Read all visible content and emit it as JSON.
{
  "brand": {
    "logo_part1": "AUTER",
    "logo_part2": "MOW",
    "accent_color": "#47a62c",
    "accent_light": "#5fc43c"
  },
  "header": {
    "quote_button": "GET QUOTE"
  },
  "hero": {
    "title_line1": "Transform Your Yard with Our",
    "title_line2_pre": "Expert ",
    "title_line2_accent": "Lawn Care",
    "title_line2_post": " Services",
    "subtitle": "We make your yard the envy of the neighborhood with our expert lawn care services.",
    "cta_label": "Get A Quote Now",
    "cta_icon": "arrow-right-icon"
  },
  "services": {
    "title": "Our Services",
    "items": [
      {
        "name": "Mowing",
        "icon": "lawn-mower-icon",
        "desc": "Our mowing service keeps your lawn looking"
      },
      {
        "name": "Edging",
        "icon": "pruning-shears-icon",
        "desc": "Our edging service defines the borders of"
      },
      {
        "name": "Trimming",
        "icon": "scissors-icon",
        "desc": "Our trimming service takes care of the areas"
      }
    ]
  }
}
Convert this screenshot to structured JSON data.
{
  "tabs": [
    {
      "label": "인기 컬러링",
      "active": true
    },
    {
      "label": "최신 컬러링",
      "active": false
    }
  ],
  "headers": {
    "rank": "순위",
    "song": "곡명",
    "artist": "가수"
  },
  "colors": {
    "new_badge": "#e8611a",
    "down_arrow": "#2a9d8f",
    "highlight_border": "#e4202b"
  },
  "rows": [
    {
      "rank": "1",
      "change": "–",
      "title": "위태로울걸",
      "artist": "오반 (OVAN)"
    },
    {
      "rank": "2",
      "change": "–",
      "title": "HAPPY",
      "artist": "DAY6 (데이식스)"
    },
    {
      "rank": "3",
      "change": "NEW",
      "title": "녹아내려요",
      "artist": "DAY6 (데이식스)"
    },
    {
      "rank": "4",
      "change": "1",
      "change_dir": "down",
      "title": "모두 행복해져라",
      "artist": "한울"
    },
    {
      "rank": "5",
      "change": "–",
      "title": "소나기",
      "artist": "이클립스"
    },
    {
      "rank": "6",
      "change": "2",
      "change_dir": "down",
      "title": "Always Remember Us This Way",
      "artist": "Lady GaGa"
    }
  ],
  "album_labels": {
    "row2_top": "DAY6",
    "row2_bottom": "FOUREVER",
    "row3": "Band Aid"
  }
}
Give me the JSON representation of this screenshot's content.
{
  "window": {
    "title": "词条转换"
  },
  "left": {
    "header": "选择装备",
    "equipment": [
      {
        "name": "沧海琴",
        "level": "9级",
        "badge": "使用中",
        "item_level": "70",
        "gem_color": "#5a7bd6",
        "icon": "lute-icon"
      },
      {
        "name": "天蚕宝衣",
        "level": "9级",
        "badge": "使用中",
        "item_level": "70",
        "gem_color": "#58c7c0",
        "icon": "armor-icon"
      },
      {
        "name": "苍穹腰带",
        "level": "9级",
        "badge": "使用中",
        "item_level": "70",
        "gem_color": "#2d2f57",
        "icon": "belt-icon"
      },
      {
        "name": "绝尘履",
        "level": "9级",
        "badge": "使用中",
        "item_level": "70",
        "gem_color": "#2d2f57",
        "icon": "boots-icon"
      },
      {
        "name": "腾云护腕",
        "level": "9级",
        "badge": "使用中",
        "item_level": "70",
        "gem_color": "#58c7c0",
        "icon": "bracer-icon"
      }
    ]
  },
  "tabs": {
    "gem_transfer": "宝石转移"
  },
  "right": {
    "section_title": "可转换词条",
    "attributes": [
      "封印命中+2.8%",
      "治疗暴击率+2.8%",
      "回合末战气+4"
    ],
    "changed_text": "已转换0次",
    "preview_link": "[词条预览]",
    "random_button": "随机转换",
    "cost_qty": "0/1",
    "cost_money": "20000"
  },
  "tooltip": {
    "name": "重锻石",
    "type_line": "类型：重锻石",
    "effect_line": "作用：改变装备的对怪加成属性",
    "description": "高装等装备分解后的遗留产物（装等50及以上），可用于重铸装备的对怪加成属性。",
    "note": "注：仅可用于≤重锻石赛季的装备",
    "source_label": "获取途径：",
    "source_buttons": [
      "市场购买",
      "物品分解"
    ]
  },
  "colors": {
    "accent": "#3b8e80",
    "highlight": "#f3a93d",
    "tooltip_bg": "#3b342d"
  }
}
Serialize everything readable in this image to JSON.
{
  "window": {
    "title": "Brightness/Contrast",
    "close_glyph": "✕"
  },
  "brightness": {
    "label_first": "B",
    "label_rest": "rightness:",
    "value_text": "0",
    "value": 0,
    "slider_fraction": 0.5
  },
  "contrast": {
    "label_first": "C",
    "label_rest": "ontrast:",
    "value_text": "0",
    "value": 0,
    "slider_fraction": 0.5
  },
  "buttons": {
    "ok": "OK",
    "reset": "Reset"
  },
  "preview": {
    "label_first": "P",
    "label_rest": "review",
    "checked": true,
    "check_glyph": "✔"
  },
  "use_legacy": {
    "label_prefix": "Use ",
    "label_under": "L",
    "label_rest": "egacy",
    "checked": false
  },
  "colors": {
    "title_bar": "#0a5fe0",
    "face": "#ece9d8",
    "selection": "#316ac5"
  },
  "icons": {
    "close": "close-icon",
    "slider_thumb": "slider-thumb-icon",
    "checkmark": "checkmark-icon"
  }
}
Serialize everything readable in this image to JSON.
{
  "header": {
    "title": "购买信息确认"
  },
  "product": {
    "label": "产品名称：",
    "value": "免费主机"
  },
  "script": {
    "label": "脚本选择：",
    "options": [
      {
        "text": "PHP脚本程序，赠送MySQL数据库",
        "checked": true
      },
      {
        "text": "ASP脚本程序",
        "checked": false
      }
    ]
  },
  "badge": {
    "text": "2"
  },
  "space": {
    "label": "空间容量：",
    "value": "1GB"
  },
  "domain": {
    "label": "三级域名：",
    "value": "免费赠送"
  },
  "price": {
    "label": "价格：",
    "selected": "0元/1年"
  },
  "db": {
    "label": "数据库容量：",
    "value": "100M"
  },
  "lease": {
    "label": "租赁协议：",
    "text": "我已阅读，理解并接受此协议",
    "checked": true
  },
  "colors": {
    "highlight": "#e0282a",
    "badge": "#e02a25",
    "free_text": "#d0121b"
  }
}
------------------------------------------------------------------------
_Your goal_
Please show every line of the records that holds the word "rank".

_Exercise result_
    "rank": "순위",
      "rank": "1",
      "rank": "2",
      "rank": "3",
      "rank": "4",
      "rank": "5",
      "rank": "6",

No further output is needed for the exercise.